One area which Fuji has kept the same throughout many of its recent and past cameras is the 16-megapixel X-Trans CMOS sensor and the X-T10 is no exception.

The sensor is the same as the one on the X-T1 and because of the unusual RGB pixel layout, it’s extremely resistant to moire effects.

While I would like to see mirrorless cameras start to go beyond 16-megapixels, I have to admit that for its megapixel count, the Fuji produces some fantastic images.

Exposure is spot on most of the time, while colour and white ­balance are excellent.

Sharpness is very good for 16-megapixels even at higher ISO settings. At the camera’s base ISO of 200 to ISO 800, you get sharp, extremely low-noise images.

ISO 1600 and 3200 still give you perfectly usable and detailed results, though there’s a bit of noise visible in the dark areas.

Tilt it: the Fuji X-T10 comes with a 3in tiltable LCD screen
The Fuji X-T10 comes with a 3in tiltable LCD screen. — TAN KIT HOONG/The Star

Noise reduction kicks in stronger at ISO 6400, and you start to see loss of fine detail while anything beyond that is really unusable, in my opinion.

Video is something Fuji cameras have never excelled at and sadly the X-T10 is no different.

The specifications certainly look good on paper – you get 1080p recording at up to 60fps (frames per second), microphone input and continuous autofocus, as well as manual exposure control.

However, the results are just so-so and quality isn’t up to the standard of other brands – apparently the X-Trans sensor is good for stills but not so great for videos.

If you’re interested to look at a video shot with the X-T10, we have one posted at youtu.be/12oZXKuzKto.

And the microphone input? While it’s there, it’s the less ­common 2.5mm input so you ­probably have to get an adaptor to use it with most of the external microphones which use 3.5mm.


The X-T10 is a great camera for stills – picture quality is very good and the camera is really small and light enough to never feel like a burden when you’re going on a long hike.

Controls are a tad less intuitive than the X-T1 but the cheaper price far outweighs the minor annoyances – after all, you are getting 90% of the functions of the X-T1 at a fraction of the price.

You’re also buying into the Fuji system and while there aren’t that many lenses now, Fuji is rapidly expanding its lineup and the models it has now are impressively sharp.

To buy or not to buy? Well if you have been lusting after the X-T1 and just don’t have the cash for it, then the X-T10 should be in your list of alternatives.

Just be aware that video is really not this camera’s strong suit – it’s a still camera through and through.

Pros: Great image quality; nice retro design; compact size

Cons: Video quality is only so-so; removal of ISO dial makes it a little less convenient to adjust the setting.
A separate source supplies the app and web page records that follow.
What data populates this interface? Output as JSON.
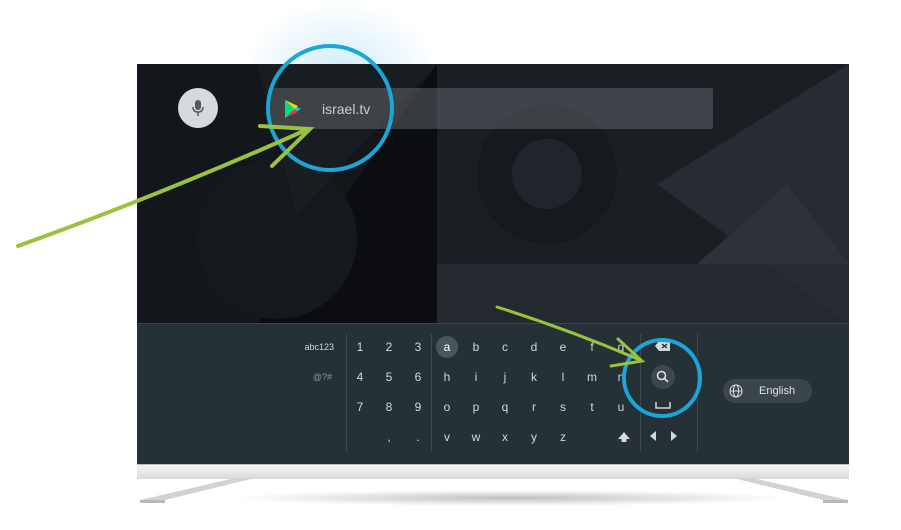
{
  "search": {
    "query": "israel.tv"
  },
  "keyboard": {
    "modes": [
      "abc123",
      "@?#"
    ],
    "rows": [
      [
        "1",
        "2",
        "3",
        "a",
        "b",
        "c",
        "d",
        "e",
        "f",
        "g"
      ],
      [
        "4",
        "5",
        "6",
        "h",
        "i",
        "j",
        "k",
        "l",
        "m",
        "n"
      ],
      [
        "7",
        "8",
        "9",
        "o",
        "p",
        "q",
        "r",
        "s",
        "t",
        "u"
      ],
      [
        "",
        ",",
        ".",
        "v",
        "w",
        "x",
        "y",
        "z"
      ]
    ],
    "selected_key": "a",
    "language": "English"
  },
  "icons": {
    "mic": "mic-icon",
    "store": "play-store-icon",
    "backspace": "backspace-icon",
    "search": "search-icon",
    "space": "space-icon",
    "shift": "shift-icon",
    "left": "arrow-left-icon",
    "right": "arrow-right-icon",
    "globe": "globe-icon"
  },
  "colors": {
    "highlight_ring": "#1aa6d6",
    "arrow": "#9ac23c",
    "keyboard_bg": "#253037"
  }
}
Mirrorless interchangeable lens camera
Sensor: 16-megapixel X-Trans CMOS II sensor
Viewfinder: 2.36K-dot OLED electronic viewfinder, 3in tiltable 920K-dot LCD
Lens: None
Shutter speed: 30sec - 1/4,000sec
ISO range: 200-6400 (100-51200 in ISO boost mode)
Shooting modes: P, S, A, M
Video format: Full HD 1080p at up to 60fps
Battery: 1,260mAh lithium ion
Storage: SDXC
Interface: Micro USB, micro HDMI, microphone jack
Dimensions (W x H x D): 118.4 x 82.8 x 40.8mm
Weight: 381g
Website: fujifilm.my
Price: RM3,338 (body only), RM3,738 (with XC16-50mm f/3.5-5.6 OIS II kit lens)
Rating: 4 stars
Review unit courtesy of Fujifilm (Malaysia) Sdn Bhd, (03) 5569-8388

Article type: metered
User Type: anonymous web
User Status:
Campaign ID: 7
Cxense type: free
User access status: 3

Across The Star Online